**AIM OF THE TASK**
Your answer must be the full set of entries, reproduced exactly.

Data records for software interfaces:
....................

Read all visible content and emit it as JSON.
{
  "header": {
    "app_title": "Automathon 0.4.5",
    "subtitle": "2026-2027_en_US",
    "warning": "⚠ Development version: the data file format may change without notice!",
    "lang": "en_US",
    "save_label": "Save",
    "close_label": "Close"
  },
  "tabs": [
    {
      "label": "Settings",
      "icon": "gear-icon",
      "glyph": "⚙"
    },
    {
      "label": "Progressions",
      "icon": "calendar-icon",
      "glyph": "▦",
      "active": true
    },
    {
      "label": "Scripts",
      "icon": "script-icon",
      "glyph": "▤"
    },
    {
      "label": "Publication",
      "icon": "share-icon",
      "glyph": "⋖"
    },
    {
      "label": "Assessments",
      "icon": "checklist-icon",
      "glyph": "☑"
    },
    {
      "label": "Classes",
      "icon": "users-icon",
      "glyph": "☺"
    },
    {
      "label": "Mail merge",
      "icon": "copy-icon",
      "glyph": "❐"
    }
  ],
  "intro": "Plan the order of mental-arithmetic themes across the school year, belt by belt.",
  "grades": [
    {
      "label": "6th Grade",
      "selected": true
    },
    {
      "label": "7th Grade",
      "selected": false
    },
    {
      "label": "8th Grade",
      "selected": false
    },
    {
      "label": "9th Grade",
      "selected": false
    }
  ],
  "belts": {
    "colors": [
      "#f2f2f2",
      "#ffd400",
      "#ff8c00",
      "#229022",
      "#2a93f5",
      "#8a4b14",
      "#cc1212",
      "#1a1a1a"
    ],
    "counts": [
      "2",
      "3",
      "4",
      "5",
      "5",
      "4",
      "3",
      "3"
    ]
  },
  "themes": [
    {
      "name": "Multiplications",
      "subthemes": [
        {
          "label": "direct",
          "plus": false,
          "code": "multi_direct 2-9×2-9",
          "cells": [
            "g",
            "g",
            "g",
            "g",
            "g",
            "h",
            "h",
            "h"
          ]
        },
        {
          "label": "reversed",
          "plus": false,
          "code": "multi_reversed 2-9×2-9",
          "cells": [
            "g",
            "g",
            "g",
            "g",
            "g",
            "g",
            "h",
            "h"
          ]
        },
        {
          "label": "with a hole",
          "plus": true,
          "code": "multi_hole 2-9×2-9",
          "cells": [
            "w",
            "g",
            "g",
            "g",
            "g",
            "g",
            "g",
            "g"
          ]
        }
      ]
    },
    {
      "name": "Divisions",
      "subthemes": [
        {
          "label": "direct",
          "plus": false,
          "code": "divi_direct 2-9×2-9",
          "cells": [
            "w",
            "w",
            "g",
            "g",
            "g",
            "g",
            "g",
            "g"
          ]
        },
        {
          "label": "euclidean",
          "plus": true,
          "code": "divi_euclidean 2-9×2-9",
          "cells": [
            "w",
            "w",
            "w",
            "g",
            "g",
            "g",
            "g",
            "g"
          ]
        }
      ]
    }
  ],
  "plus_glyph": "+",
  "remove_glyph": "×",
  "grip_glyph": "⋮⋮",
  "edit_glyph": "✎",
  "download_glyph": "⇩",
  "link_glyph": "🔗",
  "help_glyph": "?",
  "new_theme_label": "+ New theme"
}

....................

**RESPONSE TO THIS TASK**
Read all visible content and emit it as JSON.
{
  "header": {
    "app_title": "Automathon 0.4.5",
    "subtitle": "2026-2027_en_US",
    "warning": "⚠ Development version: the data file format may change without notice!",
    "lang": "en_US",
    "save_label": "Save",
    "close_label": "Close"
  },
  "tabs": [
    {
      "label": "Settings",
      "icon": "gear-icon",
      "glyph": "⚙"
    },
    {
      "label": "Progressions",
      "icon": "calendar-icon",
      "glyph": "▦",
      "active": true
    },
    {
      "label": "Scripts",
      "icon": "script-icon",
      "glyph": "▤"
    },
    {
      "label": "Publication",
      "icon": "share-icon",
      "glyph": "⋖"
    },
    {
      "label": "Assessments",
      "icon": "checklist-icon",
      "glyph": "☑"
    },
    {
      "label": "Classes",
      "icon": "users-icon",
      "glyph": "☺"
    },
    {
      "label": "Mail merge",
      "icon": "copy-icon",
      "glyph": "❐"
    }
  ],
  "intro": "Plan the order of mental-arithmetic themes across the school year, belt by belt.",
  "grades": [
    {
      "label": "6th Grade",
      "selected": true
    },
    {
      "label": "7th Grade",
      "selected": false
    },
    {
      "label": "8th Grade",
      "selected": false
    },
    {
      "label": "9th Grade",
      "selected": false
    }
  ],
  "belts": {
    "colors": [
      "#f2f2f2",
      "#ffd400",
      "#ff8c00",
      "#229022",
      "#2a93f5",
      "#8a4b14",
      "#cc1212",
      "#1a1a1a"
    ],
    "counts": [
      "2",
      "3",
      "4",
      "5",
      "5",
      "4",
      "3",
      "3"
    ]
  },
  "themes": [
    {
      "name": "Multiplications",
      "subthemes": [
        {
          "label": "direct",
          "plus": false,
          "code": "multi_direct 2-9×2-9",
          "cells": [
            "g",
            "g",
            "g",
            "g",
            "g",
            "h",
            "h",
            "h"
          ]
        },
        {
          "label": "reversed",
          "plus": false,
          "code": "multi_reversed 2-9×2-9",
          "cells": [
            "g",
            "g",
            "g",
            "g",
            "g",
            "g",
            "h",
            "h"
          ]
        },
        {
          "label": "with a hole",
          "plus": true,
          "code": "multi_hole 2-9×2-9",
          "cells": [
            "w",
            "g",
            "g",
            "g",
            "g",
            "g",
            "g",
            "g"
          ]
        }
      ]
    },
    {
      "name": "Divisions",
      "subthemes": [
        {
          "label": "direct",
          "plus": false,
          "code": "divi_direct 2-9×2-9",
          "cells": [
            "w",
            "w",
            "g",
            "g",
            "g",
            "g",
            "g",
            "g"
          ]
        },
        {
          "label": "euclidean",
          "plus": true,
          "code": "divi_euclidean 2-9×2-9",
          "cells": [
            "w",
            "w",
            "w",
            "g",
            "g",
            "g",
            "g",
            "g"
          ]
        }
      ]
    }
  ],
  "plus_glyph": "+",
  "remove_glyph": "×",
  "grip_glyph": "⋮⋮",
  "edit_glyph": "✎",
  "download_glyph": "⇩",
  "link_glyph": "🔗",
  "help_glyph": "?",
  "new_theme_label": "+ New theme"
}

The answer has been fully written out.